> [Goal of the exercise] The entries are to be repeated exactly, with all pictures omitted.

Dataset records
· · · ·
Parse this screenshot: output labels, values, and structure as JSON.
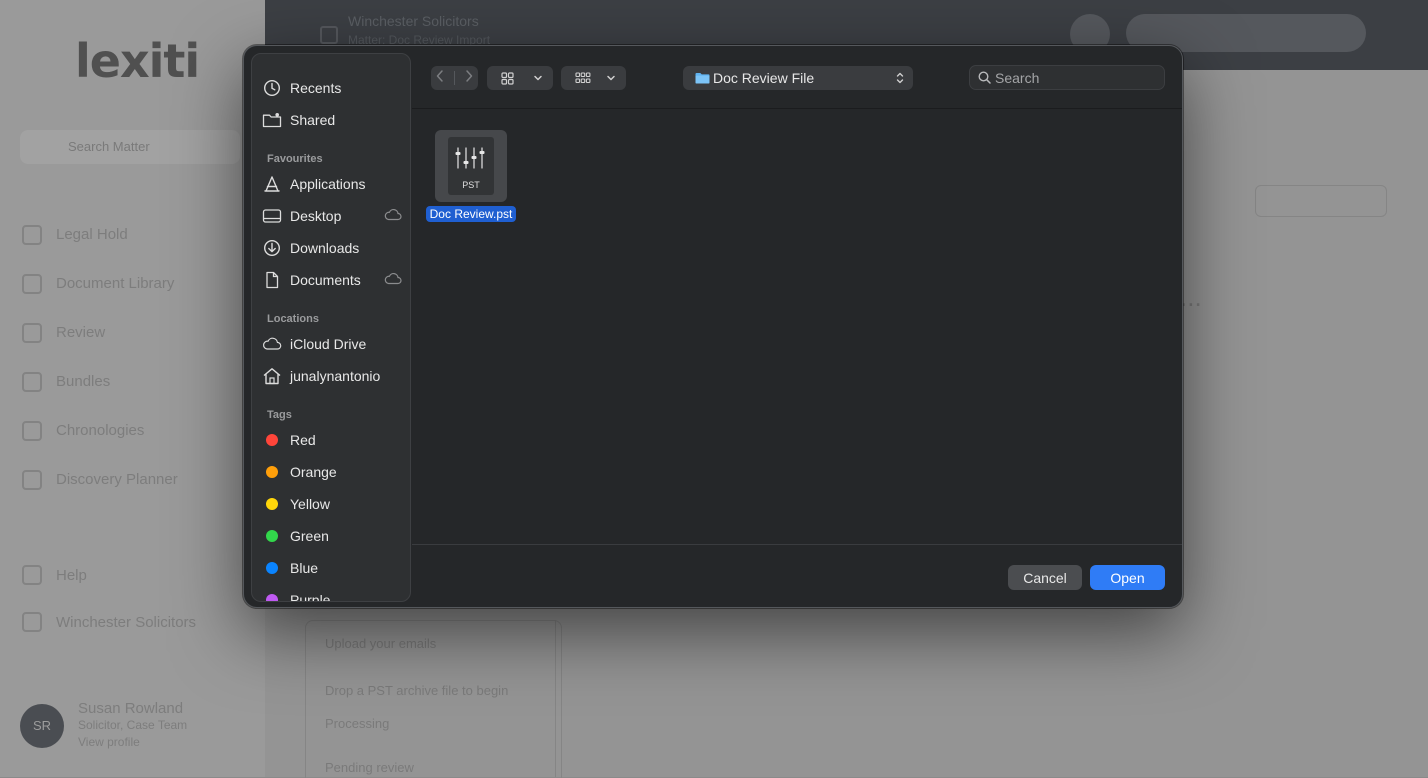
{
  "background": {
    "logo": "lexiti",
    "search_placeholder": "Search Matter",
    "nav": [
      "Legal Hold",
      "Document Library",
      "Review",
      "Bundles",
      "Chronologies",
      "Discovery Planner"
    ],
    "help": "Help",
    "org": "Winchester Solicitors",
    "user": {
      "initials": "SR",
      "name": "Susan Rowland",
      "line1": "Solicitor, Case Team",
      "line2": "View profile"
    },
    "topbar": {
      "title": "Winchester Solicitors",
      "subtitle": "Matter: Doc Review Import"
    },
    "lower_lines": [
      "Upload your emails",
      "Drop a PST archive file to begin",
      "Processing",
      "Pending review"
    ]
  },
  "dialog": {
    "sidebar": {
      "top": [
        {
          "label": "Recents",
          "icon": "clock-icon"
        },
        {
          "label": "Shared",
          "icon": "shared-folder-icon"
        }
      ],
      "favourites_header": "Favourites",
      "favourites": [
        {
          "label": "Applications",
          "icon": "applications-icon",
          "cloud": false
        },
        {
          "label": "Desktop",
          "icon": "desktop-icon",
          "cloud": true
        },
        {
          "label": "Downloads",
          "icon": "downloads-icon",
          "cloud": false
        },
        {
          "label": "Documents",
          "icon": "document-icon",
          "cloud": true
        }
      ],
      "locations_header": "Locations",
      "locations": [
        {
          "label": "iCloud Drive",
          "icon": "cloud-icon"
        },
        {
          "label": "junalynantonio",
          "icon": "home-icon"
        }
      ],
      "tags_header": "Tags",
      "tags": [
        {
          "label": "Red",
          "color": "#ff453a"
        },
        {
          "label": "Orange",
          "color": "#ff9f0a"
        },
        {
          "label": "Yellow",
          "color": "#ffd60a"
        },
        {
          "label": "Green",
          "color": "#32d74b"
        },
        {
          "label": "Blue",
          "color": "#0a84ff"
        },
        {
          "label": "Purple",
          "color": "#bf5af2"
        }
      ]
    },
    "toolbar": {
      "current_folder": "Doc Review File",
      "search_placeholder": "Search"
    },
    "files": [
      {
        "name": "Doc Review.pst",
        "ext": "PST",
        "selected": true
      }
    ],
    "cancel_label": "Cancel",
    "open_label": "Open",
    "accent": "#2f7cf6",
    "selection_color": "#1f5fd1"
  }
}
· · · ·
> [Answer]
Parse this screenshot: output labels, values, and structure as JSON.
{
  "background": {
    "logo": "lexiti",
    "search_placeholder": "Search Matter",
    "nav": [
      "Legal Hold",
      "Document Library",
      "Review",
      "Bundles",
      "Chronologies",
      "Discovery Planner"
    ],
    "help": "Help",
    "org": "Winchester Solicitors",
    "user": {
      "initials": "SR",
      "name": "Susan Rowland",
      "line1": "Solicitor, Case Team",
      "line2": "View profile"
    },
    "topbar": {
      "title": "Winchester Solicitors",
      "subtitle": "Matter: Doc Review Import"
    },
    "lower_lines": [
      "Upload your emails",
      "Drop a PST archive file to begin",
      "Processing",
      "Pending review"
    ]
  },
  "dialog": {
    "sidebar": {
      "top": [
        {
          "label": "Recents",
          "icon": "clock-icon"
        },
        {
          "label": "Shared",
          "icon": "shared-folder-icon"
        }
      ],
      "favourites_header": "Favourites",
      "favourites": [
        {
          "label": "Applications",
          "icon": "applications-icon",
          "cloud": false
        },
        {
          "label": "Desktop",
          "icon": "desktop-icon",
          "cloud": true
        },
        {
          "label": "Downloads",
          "icon": "downloads-icon",
          "cloud": false
        },
        {
          "label": "Documents",
          "icon": "document-icon",
          "cloud": true
        }
      ],
      "locations_header": "Locations",
      "locations": [
        {
          "label": "iCloud Drive",
          "icon": "cloud-icon"
        },
        {
          "label": "junalynantonio",
          "icon": "home-icon"
        }
      ],
      "tags_header": "Tags",
      "tags": [
        {
          "label": "Red",
          "color": "#ff453a"
        },
        {
          "label": "Orange",
          "color": "#ff9f0a"
        },
        {
          "label": "Yellow",
          "color": "#ffd60a"
        },
        {
          "label": "Green",
          "color": "#32d74b"
        },
        {
          "label": "Blue",
          "color": "#0a84ff"
        },
        {
          "label": "Purple",
          "color": "#bf5af2"
        }
      ]
    },
    "toolbar": {
      "current_folder": "Doc Review File",
      "search_placeholder": "Search"
    },
    "files": [
      {
        "name": "Doc Review.pst",
        "ext": "PST",
        "selected": true
      }
    ],
    "cancel_label": "Cancel",
    "open_label": "Open",
    "accent": "#2f7cf6",
    "selection_color": "#1f5fd1"
  }
}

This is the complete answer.